▸ Task requirements
Copy each line of the data below in which the word "Updates" can be found.
*** Data section ***
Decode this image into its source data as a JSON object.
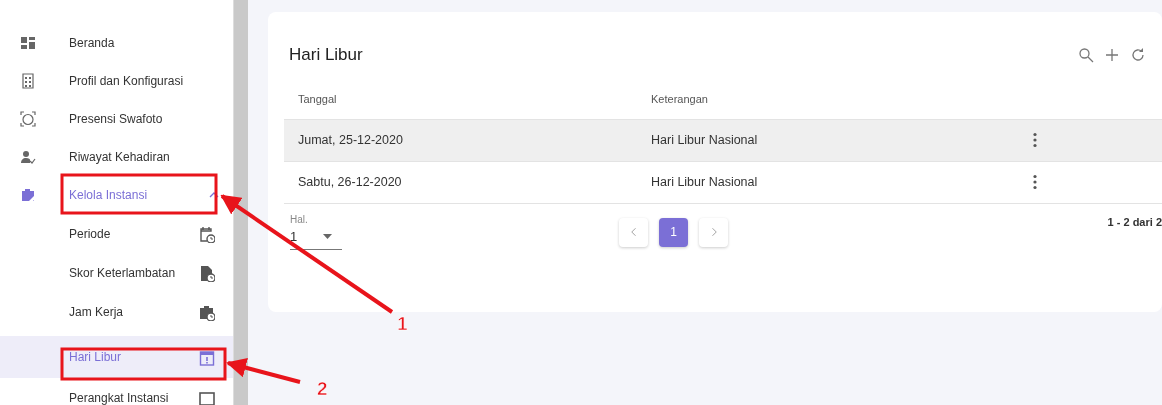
{
  "sidebar": {
    "items": [
      {
        "label": "Beranda",
        "selected": false
      },
      {
        "label": "Profil dan Konfigurasi",
        "selected": false
      },
      {
        "label": "Presensi Swafoto",
        "selected": false
      },
      {
        "label": "Riwayat Kehadiran",
        "selected": false
      },
      {
        "label": "Kelola Instansi",
        "selected": true,
        "expanded": true,
        "children": [
          {
            "label": "Periode",
            "selected": false
          },
          {
            "label": "Skor Keterlambatan",
            "selected": false
          },
          {
            "label": "Jam Kerja",
            "selected": false
          },
          {
            "label": "Hari Libur",
            "selected": true
          },
          {
            "label": "Perangkat Instansi",
            "selected": false
          }
        ]
      }
    ]
  },
  "card": {
    "title": "Hari Libur",
    "table": {
      "columns": [
        "Tanggal",
        "Keterangan"
      ],
      "rows": [
        {
          "cells": [
            "Jumat, 25-12-2020",
            "Hari Libur Nasional"
          ],
          "hovered": true
        },
        {
          "cells": [
            "Sabtu, 26-12-2020",
            "Hari Libur Nasional"
          ],
          "hovered": false
        }
      ]
    },
    "page_field": {
      "label": "Hal.",
      "value": "1"
    },
    "pages": [
      {
        "label": "1",
        "selected": true
      }
    ],
    "range": "1 - 2 dari 2"
  },
  "annotations": [
    {
      "label": "1"
    },
    {
      "label": "2"
    }
  ]
}
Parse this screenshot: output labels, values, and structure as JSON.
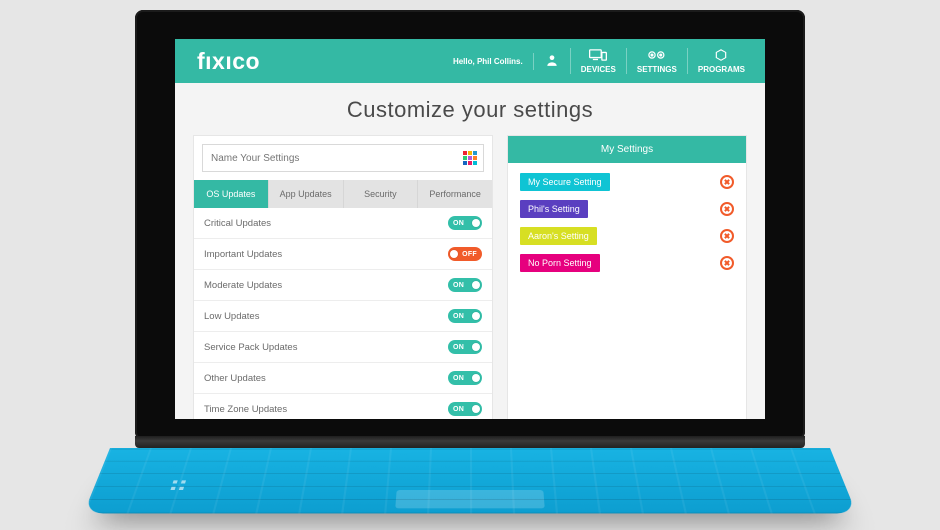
{
  "colors": {
    "accent": "#34b9a4",
    "on": "#33bfa9",
    "off": "#f15b2a"
  },
  "header": {
    "brand": "fıxıco",
    "greeting": "Hello, Phil Collins.",
    "nav": {
      "devices": "DEVICES",
      "settings": "SETTINGS",
      "programs": "PROGRAMS"
    }
  },
  "page_title": "Customize your settings",
  "name_field": {
    "placeholder": "Name Your Settings",
    "value": ""
  },
  "tabs": [
    {
      "label": "OS Updates",
      "active": true
    },
    {
      "label": "App Updates",
      "active": false
    },
    {
      "label": "Security",
      "active": false
    },
    {
      "label": "Performance",
      "active": false
    }
  ],
  "settings": [
    {
      "label": "Critical Updates",
      "state": "ON"
    },
    {
      "label": "Important Updates",
      "state": "OFF"
    },
    {
      "label": "Moderate Updates",
      "state": "ON"
    },
    {
      "label": "Low Updates",
      "state": "ON"
    },
    {
      "label": "Service Pack Updates",
      "state": "ON"
    },
    {
      "label": "Other Updates",
      "state": "ON"
    },
    {
      "label": "Time Zone Updates",
      "state": "ON"
    }
  ],
  "sidebar": {
    "title": "My Settings",
    "items": [
      {
        "label": "My Secure Setting",
        "color": "#0fc4d4"
      },
      {
        "label": "Phil's Setting",
        "color": "#5a3fc0"
      },
      {
        "label": "Aaron's Setting",
        "color": "#d7df23"
      },
      {
        "label": "No Porn Setting",
        "color": "#e6007e"
      }
    ]
  }
}
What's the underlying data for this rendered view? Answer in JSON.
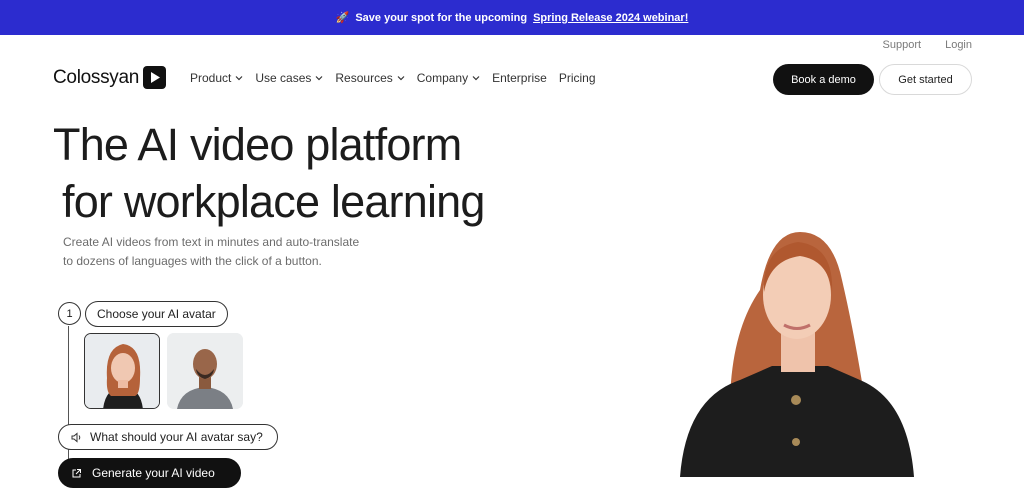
{
  "banner": {
    "prefix": "Save your spot for the upcoming",
    "link": "Spring Release 2024 webinar!",
    "icon": "rocket-icon",
    "color": "#2c2ccf"
  },
  "utility": {
    "support": "Support",
    "login": "Login"
  },
  "logo": {
    "text": "Colossyan",
    "icon": "play-mark-icon"
  },
  "nav": {
    "items": [
      {
        "label": "Product",
        "has_dropdown": true
      },
      {
        "label": "Use cases",
        "has_dropdown": true
      },
      {
        "label": "Resources",
        "has_dropdown": true
      },
      {
        "label": "Company",
        "has_dropdown": true
      },
      {
        "label": "Enterprise",
        "has_dropdown": false
      },
      {
        "label": "Pricing",
        "has_dropdown": false
      }
    ]
  },
  "cta": {
    "book_demo": "Book a demo",
    "get_started": "Get started"
  },
  "hero": {
    "title_line1": "The AI video platform",
    "title_line2": "for workplace learning",
    "subtitle_line1": "Create AI videos from text in minutes and auto-translate",
    "subtitle_line2": "to dozens of languages with the click of a button."
  },
  "steps": {
    "number": "1",
    "choose_label": "Choose your AI avatar",
    "say_label": "What should your AI avatar say?",
    "generate_label": "Generate your AI video",
    "avatars": [
      {
        "name": "female-avatar-option",
        "selected": true
      },
      {
        "name": "male-avatar-option",
        "selected": false
      }
    ]
  }
}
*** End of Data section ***
▸ Result for this exercise
      "label": "OS Updates",
      "label": "App Updates",
      "label": "Critical Updates",
      "label": "Important Updates",
      "label": "Moderate Updates",
      "label": "Low Updates",
      "label": "Service Pack Updates",
      "label": "Other Updates",
      "label": "Time Zone Updates",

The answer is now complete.